I'm not going
to make a big fuss about how you hold the
rod: some casters like to point the index
finger upwards (mainly stream fishers),
others point with the thumb (especially
stillwater addicts), yet others use a V-grip
(common among competition casters). I favour
thumb on top, unless perhaps I'm side casting
with a particularly poky little rod - then
I'll probably use finger pointing.
variations to the standard thumb-up grip, are
the flat-thumb screwdriver grip (thumb and
index finger opposite each other) and the
crooked thumb grip which gives a similar
result. I evolved to use the crooked thumb, I
guess it just felt more natural for me.

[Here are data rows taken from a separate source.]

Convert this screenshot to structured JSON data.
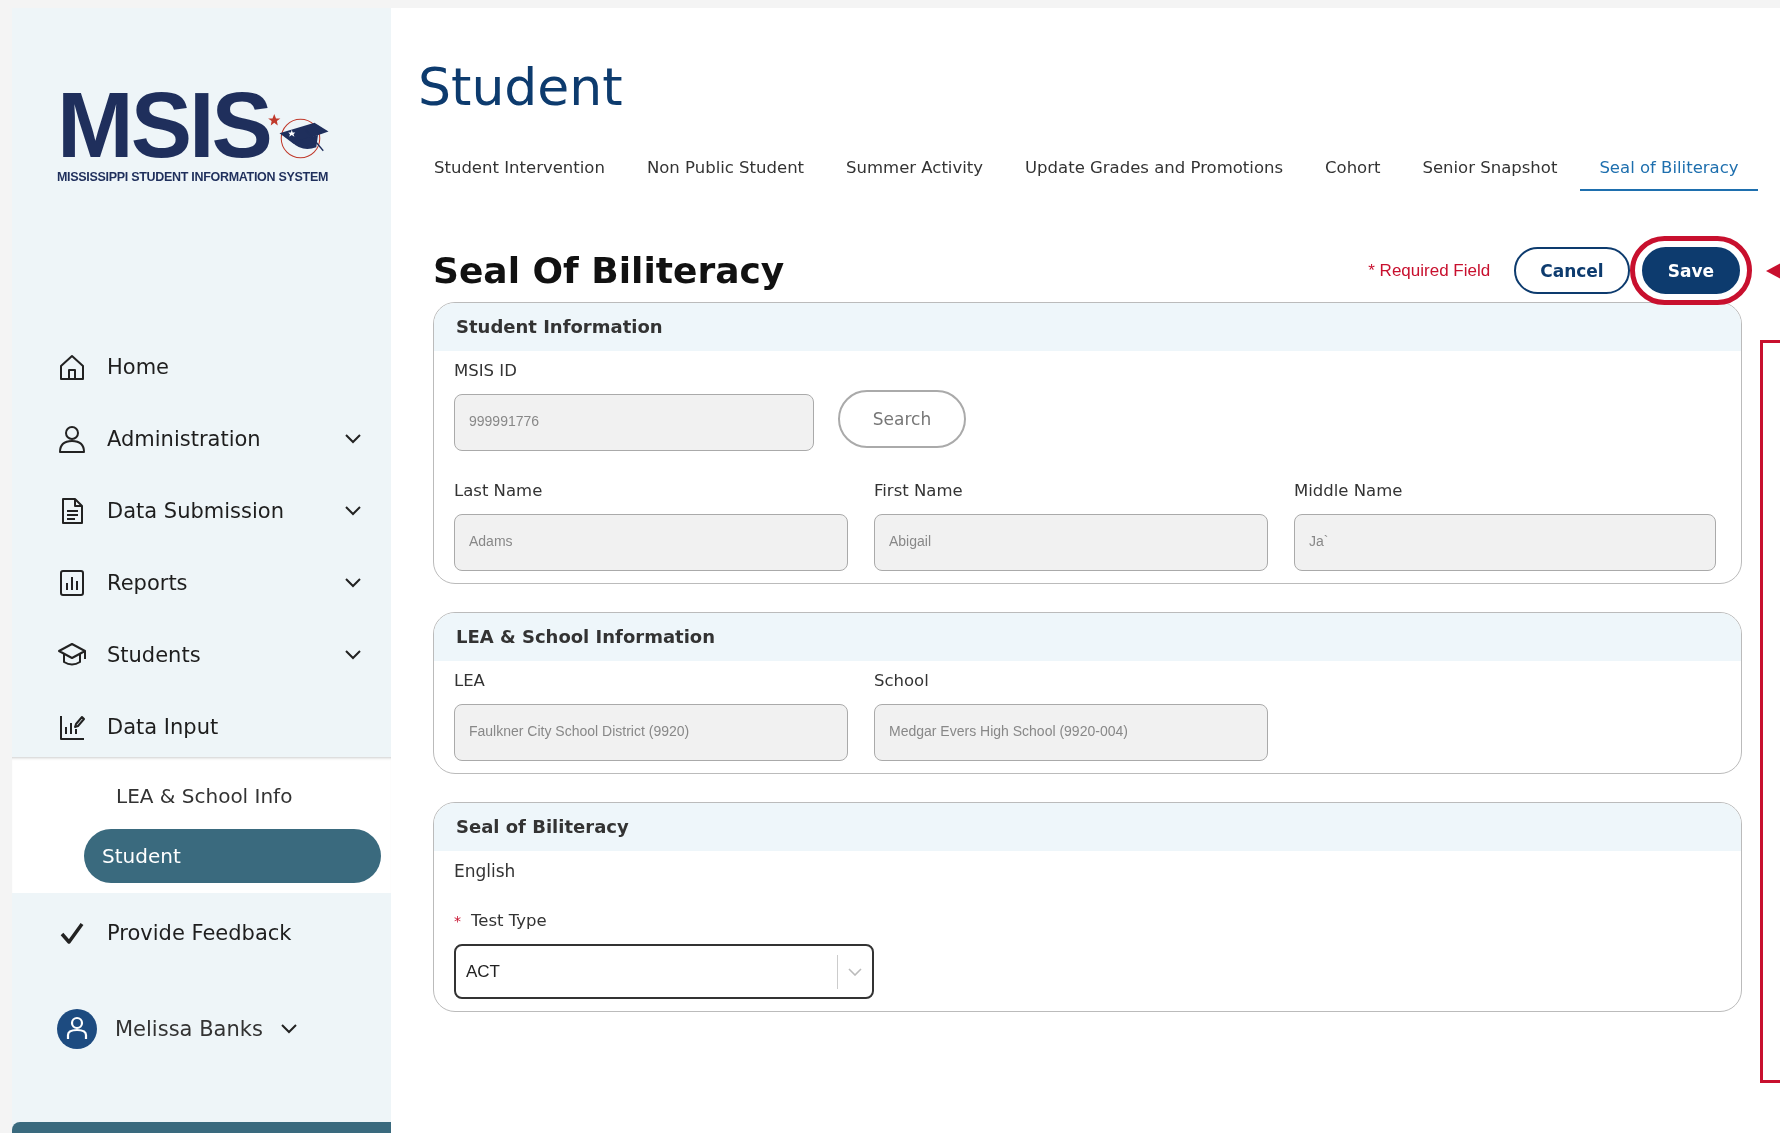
{
  "logo": {
    "wordmark": "MSIS",
    "tagline": "MISSISSIPPI STUDENT INFORMATION SYSTEM"
  },
  "sidebar": {
    "items": [
      {
        "label": "Home",
        "kind": "home",
        "expandable": false
      },
      {
        "label": "Administration",
        "kind": "person",
        "expandable": true
      },
      {
        "label": "Data Submission",
        "kind": "document",
        "expandable": true
      },
      {
        "label": "Reports",
        "kind": "report",
        "expandable": true
      },
      {
        "label": "Students",
        "kind": "cap",
        "expandable": true
      },
      {
        "label": "Data Input",
        "kind": "input",
        "expandable": false,
        "children": [
          {
            "label": "LEA & School Info",
            "selected": false
          },
          {
            "label": "Student",
            "selected": true
          }
        ]
      },
      {
        "label": "Provide Feedback",
        "kind": "check",
        "expandable": false
      }
    ],
    "user": {
      "name": "Melissa Banks"
    }
  },
  "page_title": "Student",
  "tabs": [
    {
      "label": "Student Intervention",
      "selected": false
    },
    {
      "label": "Non Public Student",
      "selected": false
    },
    {
      "label": "Summer Activity",
      "selected": false
    },
    {
      "label": "Update Grades and Promotions",
      "selected": false
    },
    {
      "label": "Cohort",
      "selected": false
    },
    {
      "label": "Senior Snapshot",
      "selected": false
    },
    {
      "label": "Seal of Biliteracy",
      "selected": true
    }
  ],
  "form": {
    "title": "Seal Of Biliteracy",
    "required_note": "* Required Field",
    "buttons": [
      {
        "label": "Cancel",
        "kind": "outline",
        "highlighted": false
      },
      {
        "label": "Save",
        "kind": "primary",
        "highlighted": true
      }
    ],
    "annotation_frame": true,
    "sections": [
      {
        "title": "Student Information",
        "rows": [
          [
            {
              "kind": "input",
              "label": "MSIS ID",
              "value": "999991776",
              "disabled": true
            },
            {
              "kind": "button",
              "label": "Search"
            }
          ],
          [
            {
              "kind": "input",
              "label": "Last Name",
              "value": "Adams",
              "disabled": true
            },
            {
              "kind": "input",
              "label": "First Name",
              "value": "Abigail",
              "disabled": true
            },
            {
              "kind": "input",
              "label": "Middle Name",
              "value": "Ja`",
              "disabled": true
            }
          ]
        ]
      },
      {
        "title": "LEA & School Information",
        "rows": [
          [
            {
              "kind": "input",
              "label": "LEA",
              "value": "Faulkner City School District (9920)",
              "disabled": true
            },
            {
              "kind": "input",
              "label": "School",
              "value": "Medgar Evers High School (9920-004)",
              "disabled": true
            }
          ]
        ]
      },
      {
        "title": "Seal of Biliteracy",
        "rows": [
          [
            {
              "kind": "text",
              "label": "English"
            }
          ],
          [
            {
              "kind": "select",
              "label": "Test Type",
              "value": "ACT",
              "required_mark": "*",
              "disabled": false
            }
          ]
        ]
      }
    ]
  }
}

(Ergometric grips offer a similar grip).
Although grip is, I believe, a thing of personal
choice, how you actually 'feel' the rod isn't! It is critical to
have a relaxed grip. You must hold the rod lightly in your
hand. What works very well for me, is to bend the hand backwards; this puts the
hand outside the elbow and gives for a more comfortable stroke.
Often you will
come across anglers who favour casting with
the rod rings turned outward. In other words
they are casting using the rod turned at 90
degrees to the standard. There are a couple
of thoughts on this:
first opinion is dead against it: rod
manufacturers spine rods for a
purpose, so we should bend the rod
through the spine,
second opinion is all for it: as it
enables us to keep the fly line from
touching the rod therefore reducing
What I would say is this: if
the spine of the rod makes an obvious
difference to the cast then use the spine,
otherwise it's your choice...
For an improved grip you could try this page.
When a blank is rolled an area of overlap occurs. This is the spine of the rod. Rod builders ring through the natural plane of bending. This is important for if they were to ring against the spine, the rod would twist during the forward stroke. Sometimes you can feel this happening during the stroke with the rings twisted out. If this is noticeable then don't do it!
As a further note of interest, when attempting to cast off the right shoulder, with the wind blowing onto that shoulder, the rod can feel sluggish, this is also because of twist: during the cast the rod has rotated 180 degrees about its axis.